Task to complete »
The answer must consist of each line below that holds the word "value", copied as it stands.
▼
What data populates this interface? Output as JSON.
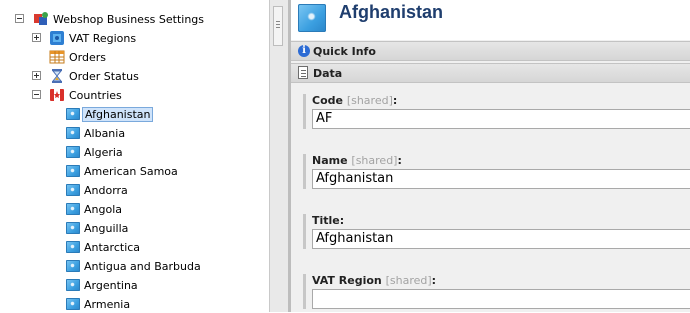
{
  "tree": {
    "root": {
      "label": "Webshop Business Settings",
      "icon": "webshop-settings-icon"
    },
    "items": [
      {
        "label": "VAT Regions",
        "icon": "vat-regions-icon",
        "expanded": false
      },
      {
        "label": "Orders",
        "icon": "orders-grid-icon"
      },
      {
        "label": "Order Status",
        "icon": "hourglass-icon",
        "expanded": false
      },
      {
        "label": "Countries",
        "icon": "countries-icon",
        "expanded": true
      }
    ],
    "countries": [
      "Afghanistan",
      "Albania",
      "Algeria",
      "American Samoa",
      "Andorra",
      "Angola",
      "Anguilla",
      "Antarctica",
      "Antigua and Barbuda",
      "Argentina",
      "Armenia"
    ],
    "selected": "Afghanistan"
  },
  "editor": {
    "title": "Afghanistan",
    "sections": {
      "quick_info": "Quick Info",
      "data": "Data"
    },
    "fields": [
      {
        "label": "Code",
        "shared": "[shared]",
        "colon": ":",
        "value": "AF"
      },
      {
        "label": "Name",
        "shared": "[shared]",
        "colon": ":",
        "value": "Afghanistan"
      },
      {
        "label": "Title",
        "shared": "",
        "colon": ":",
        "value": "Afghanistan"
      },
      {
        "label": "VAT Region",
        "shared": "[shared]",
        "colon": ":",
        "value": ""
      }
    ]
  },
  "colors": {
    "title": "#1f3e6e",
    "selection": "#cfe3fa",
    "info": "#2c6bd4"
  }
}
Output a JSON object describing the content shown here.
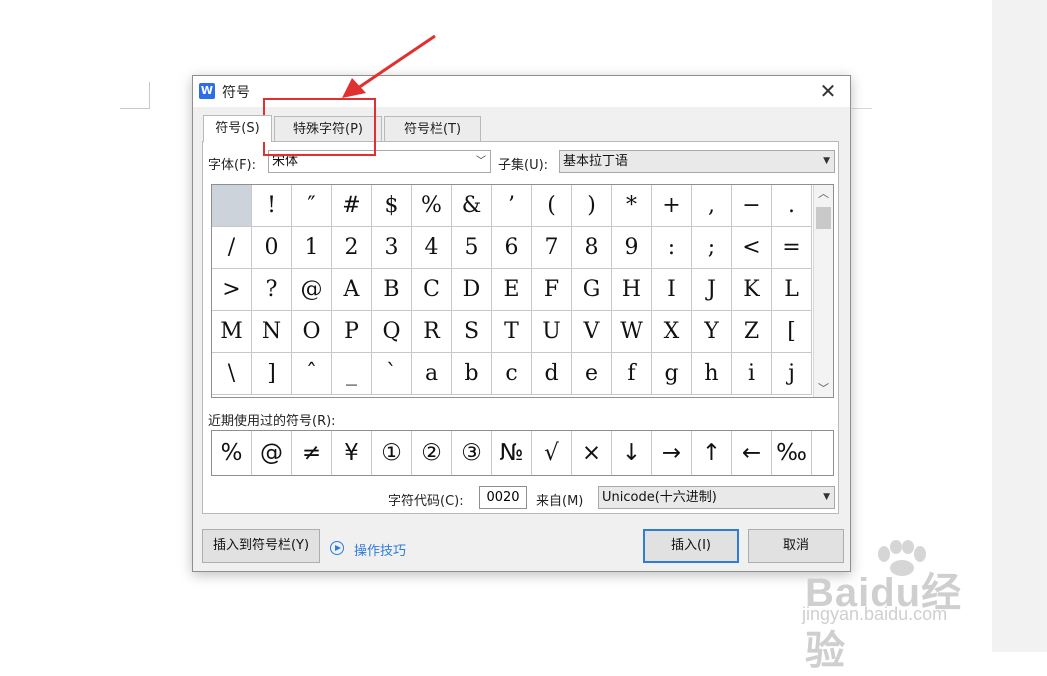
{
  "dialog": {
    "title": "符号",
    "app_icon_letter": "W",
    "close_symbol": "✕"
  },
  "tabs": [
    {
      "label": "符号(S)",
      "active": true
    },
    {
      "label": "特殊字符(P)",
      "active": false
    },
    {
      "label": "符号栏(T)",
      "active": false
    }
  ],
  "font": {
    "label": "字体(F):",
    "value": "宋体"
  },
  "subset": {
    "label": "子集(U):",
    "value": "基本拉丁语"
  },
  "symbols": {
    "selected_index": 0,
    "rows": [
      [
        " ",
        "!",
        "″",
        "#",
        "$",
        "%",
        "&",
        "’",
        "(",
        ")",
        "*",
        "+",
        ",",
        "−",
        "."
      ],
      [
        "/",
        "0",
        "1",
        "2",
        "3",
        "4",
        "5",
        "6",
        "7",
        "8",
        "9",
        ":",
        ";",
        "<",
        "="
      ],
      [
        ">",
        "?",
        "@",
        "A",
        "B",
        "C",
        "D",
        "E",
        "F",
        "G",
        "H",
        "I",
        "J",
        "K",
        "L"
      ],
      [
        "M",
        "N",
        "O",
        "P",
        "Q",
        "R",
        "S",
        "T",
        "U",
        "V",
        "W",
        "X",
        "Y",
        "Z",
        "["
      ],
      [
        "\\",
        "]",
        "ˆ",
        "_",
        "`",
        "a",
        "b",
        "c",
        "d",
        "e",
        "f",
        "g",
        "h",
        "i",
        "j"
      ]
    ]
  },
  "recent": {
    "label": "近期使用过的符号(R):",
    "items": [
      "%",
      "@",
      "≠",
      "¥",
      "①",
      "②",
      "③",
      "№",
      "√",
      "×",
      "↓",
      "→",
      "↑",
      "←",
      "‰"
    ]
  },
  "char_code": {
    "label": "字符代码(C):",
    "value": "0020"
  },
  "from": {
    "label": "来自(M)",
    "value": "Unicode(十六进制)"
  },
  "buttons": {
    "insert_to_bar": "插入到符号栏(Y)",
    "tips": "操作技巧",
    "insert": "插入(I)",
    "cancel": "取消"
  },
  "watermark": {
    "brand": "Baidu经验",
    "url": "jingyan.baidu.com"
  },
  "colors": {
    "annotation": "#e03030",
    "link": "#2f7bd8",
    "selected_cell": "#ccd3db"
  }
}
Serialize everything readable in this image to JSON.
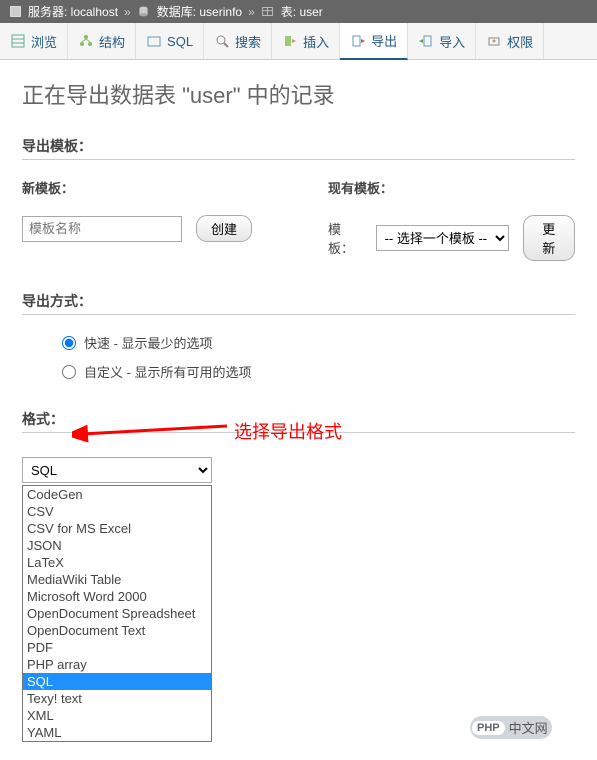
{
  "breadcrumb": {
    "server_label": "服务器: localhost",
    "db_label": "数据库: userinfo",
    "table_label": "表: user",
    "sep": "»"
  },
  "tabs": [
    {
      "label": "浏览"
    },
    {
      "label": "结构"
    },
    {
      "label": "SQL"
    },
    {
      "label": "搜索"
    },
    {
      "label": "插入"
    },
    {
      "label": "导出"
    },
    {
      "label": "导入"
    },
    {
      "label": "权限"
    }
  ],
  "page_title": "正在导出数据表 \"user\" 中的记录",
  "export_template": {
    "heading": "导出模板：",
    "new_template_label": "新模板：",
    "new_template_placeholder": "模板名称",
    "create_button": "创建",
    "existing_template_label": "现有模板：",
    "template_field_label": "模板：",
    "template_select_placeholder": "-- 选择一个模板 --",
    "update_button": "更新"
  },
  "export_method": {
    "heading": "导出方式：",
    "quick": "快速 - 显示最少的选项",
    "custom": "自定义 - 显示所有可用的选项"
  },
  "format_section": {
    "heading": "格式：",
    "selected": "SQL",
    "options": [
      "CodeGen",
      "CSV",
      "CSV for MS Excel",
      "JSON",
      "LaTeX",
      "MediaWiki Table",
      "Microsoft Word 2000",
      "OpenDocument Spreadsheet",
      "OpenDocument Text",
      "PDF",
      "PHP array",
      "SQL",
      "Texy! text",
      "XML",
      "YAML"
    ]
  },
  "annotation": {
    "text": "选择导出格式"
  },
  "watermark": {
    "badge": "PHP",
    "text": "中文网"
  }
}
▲
Solution to this task »
        "value": "AF"
        "value": "Afghanistan"
        "value": "Afghanistan"
        "value": ""
    "value": "宋体"
    "value": "基本拉丁语"
    "value": "0020"
    "value": "Unicode(十六进制)"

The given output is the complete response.